Start of Records

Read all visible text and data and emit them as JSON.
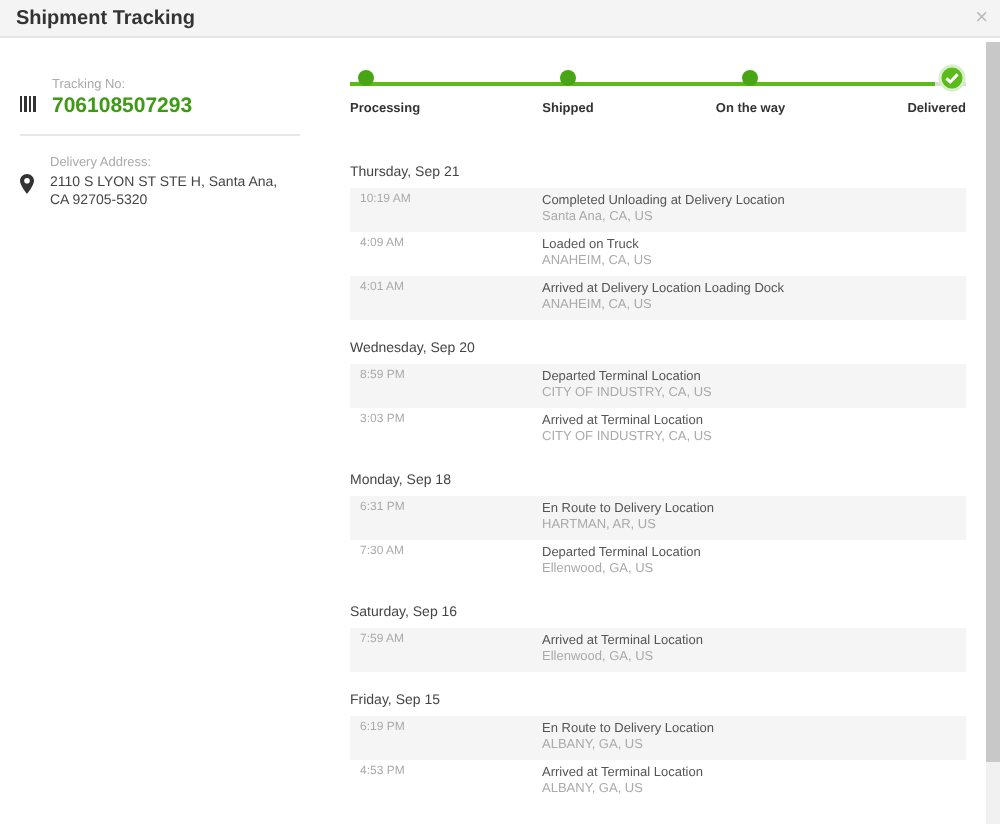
{
  "window": {
    "title": "Shipment Tracking",
    "close": "×"
  },
  "tracking": {
    "label": "Tracking No:",
    "number": "706108507293"
  },
  "address": {
    "label": "Delivery Address:",
    "value": "2110 S LYON ST STE H, Santa Ana, CA 92705-5320"
  },
  "progress": {
    "steps": [
      {
        "label": "Processing",
        "kind": "dot"
      },
      {
        "label": "Shipped",
        "kind": "dot"
      },
      {
        "label": "On the way",
        "kind": "dot"
      },
      {
        "label": "Delivered",
        "kind": "check"
      }
    ]
  },
  "days": [
    {
      "date": "Thursday, Sep 21",
      "events": [
        {
          "time": "10:19 AM",
          "status": "Completed Unloading at Delivery Location",
          "location": "Santa Ana, CA, US"
        },
        {
          "time": "4:09 AM",
          "status": "Loaded on Truck",
          "location": "ANAHEIM, CA, US"
        },
        {
          "time": "4:01 AM",
          "status": "Arrived at Delivery Location Loading Dock",
          "location": "ANAHEIM, CA, US"
        }
      ]
    },
    {
      "date": "Wednesday, Sep 20",
      "events": [
        {
          "time": "8:59 PM",
          "status": "Departed Terminal Location",
          "location": "CITY OF INDUSTRY, CA, US"
        },
        {
          "time": "3:03 PM",
          "status": "Arrived at Terminal Location",
          "location": "CITY OF INDUSTRY, CA, US"
        }
      ]
    },
    {
      "date": "Monday, Sep 18",
      "events": [
        {
          "time": "6:31 PM",
          "status": "En Route to Delivery Location",
          "location": "HARTMAN, AR, US"
        },
        {
          "time": "7:30 AM",
          "status": "Departed Terminal Location",
          "location": "Ellenwood, GA, US"
        }
      ]
    },
    {
      "date": "Saturday, Sep 16",
      "events": [
        {
          "time": "7:59 AM",
          "status": "Arrived at Terminal Location",
          "location": "Ellenwood, GA, US"
        }
      ]
    },
    {
      "date": "Friday, Sep 15",
      "events": [
        {
          "time": "6:19 PM",
          "status": "En Route to Delivery Location",
          "location": "ALBANY, GA, US"
        },
        {
          "time": "4:53 PM",
          "status": "Arrived at Terminal Location",
          "location": "ALBANY, GA, US"
        }
      ]
    }
  ]
}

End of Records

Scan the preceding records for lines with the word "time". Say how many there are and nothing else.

*Answer to this task*
10